▶ _PROVIDED DATA_:
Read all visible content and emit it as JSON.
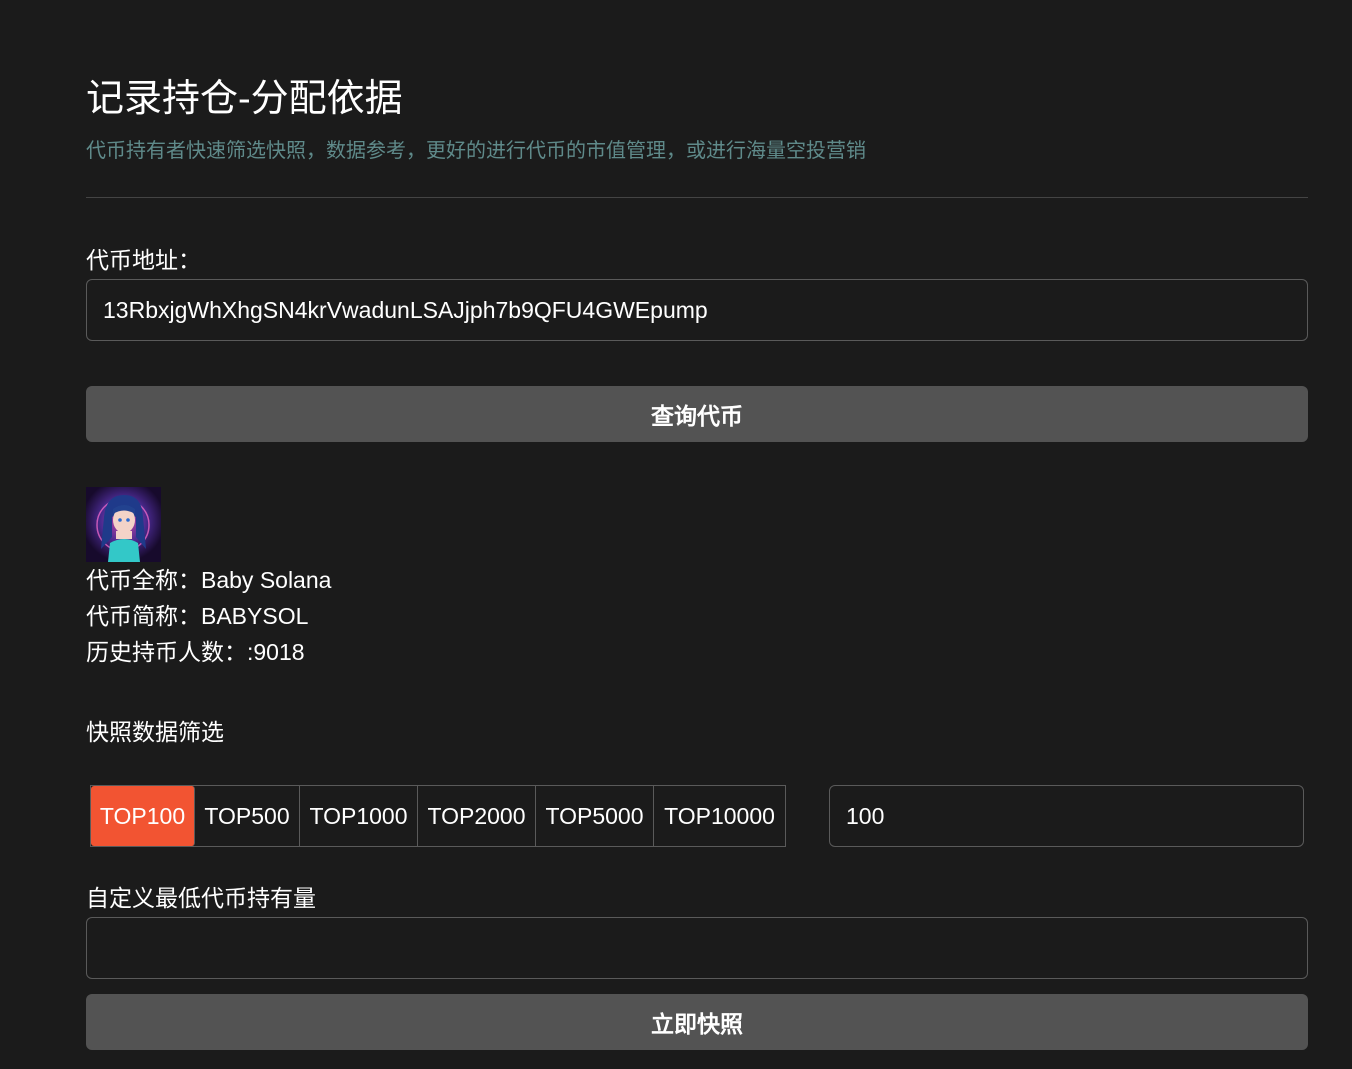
{
  "header": {
    "title": "记录持仓-分配依据",
    "subtitle": "代币持有者快速筛选快照，数据参考，更好的进行代币的市值管理，或进行海量空投营销"
  },
  "token_address": {
    "label": "代币地址：",
    "value": "13RbxjgWhXhgSN4krVwadunLSAJjph7b9QFU4GWEpump"
  },
  "query_button": {
    "label": "查询代币"
  },
  "token_info": {
    "full_name_label": "代币全称：",
    "full_name": "Baby Solana",
    "symbol_label": "代币简称：",
    "symbol": "BABYSOL",
    "holders_label": "历史持币人数：:",
    "holders": "9018"
  },
  "snapshot_filter": {
    "label": "快照数据筛选",
    "tabs": [
      {
        "label": "TOP100",
        "active": true
      },
      {
        "label": "TOP500",
        "active": false
      },
      {
        "label": "TOP1000",
        "active": false
      },
      {
        "label": "TOP2000",
        "active": false
      },
      {
        "label": "TOP5000",
        "active": false
      },
      {
        "label": "TOP10000",
        "active": false
      }
    ],
    "count_value": "100",
    "active_color": "#f25432"
  },
  "min_holding": {
    "label": "自定义最低代币持有量",
    "value": ""
  },
  "snapshot_button": {
    "label": "立即快照"
  }
}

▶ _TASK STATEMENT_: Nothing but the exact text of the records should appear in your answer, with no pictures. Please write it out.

▶ _YOUR RESPONSE_:
Read all visible content and emit it as JSON.
{
  "header": {
    "title": "记录持仓-分配依据",
    "subtitle": "代币持有者快速筛选快照，数据参考，更好的进行代币的市值管理，或进行海量空投营销"
  },
  "token_address": {
    "label": "代币地址：",
    "value": "13RbxjgWhXhgSN4krVwadunLSAJjph7b9QFU4GWEpump"
  },
  "query_button": {
    "label": "查询代币"
  },
  "token_info": {
    "full_name_label": "代币全称：",
    "full_name": "Baby Solana",
    "symbol_label": "代币简称：",
    "symbol": "BABYSOL",
    "holders_label": "历史持币人数：:",
    "holders": "9018"
  },
  "snapshot_filter": {
    "label": "快照数据筛选",
    "tabs": [
      {
        "label": "TOP100",
        "active": true
      },
      {
        "label": "TOP500",
        "active": false
      },
      {
        "label": "TOP1000",
        "active": false
      },
      {
        "label": "TOP2000",
        "active": false
      },
      {
        "label": "TOP5000",
        "active": false
      },
      {
        "label": "TOP10000",
        "active": false
      }
    ],
    "count_value": "100",
    "active_color": "#f25432"
  },
  "min_holding": {
    "label": "自定义最低代币持有量",
    "value": ""
  },
  "snapshot_button": {
    "label": "立即快照"
  }
}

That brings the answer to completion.